3. Let ‘Em Work It Out. Having two kids who are only 18 months apart
means I’ve witnessed countless arguments over sharing or the lack thereof. For years I jumped in to negotiate, arbitrate
and placate those situations. Then, one
day I didn’t. I sat back. I sipped my tea. I gave them a chance to work it out. I didn’t do or say anything. That was the first day I ever let my kids
work through conflict on their own. From
that day forward, I learned to intervene only when blood or weapons are drawn.
4. Learned to Enjoy The Quiet. This one was hard. When my kids are playing quietly, I have a
hard time relaxing. I am so used to be “on guard” as if I have to be ready to
race into a battle. But slowly, I am
learning that I can relax a little when my kids are coloring or playing school
or having a snack. They don’t need me to
hover anymore (if they ever did), so I am learning to back off and do my own
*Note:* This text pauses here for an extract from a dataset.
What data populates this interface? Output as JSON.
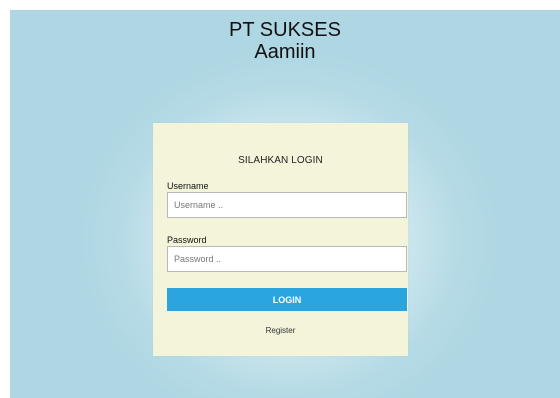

thing, even in their presence.
5. Using My Words. Oh, the joy of being able to use logic with
my children and ask for what I need. I
had no idea that one day I would be able to hold my hand over the phone and
say, “Mommy needs one more minute to finish her conversation, so please be
patient.” I thought I would always have
to drop everything for them. But now, I
have learned how to ask them to wait for me to finish what I am doing or to
give me space to do what I need to do.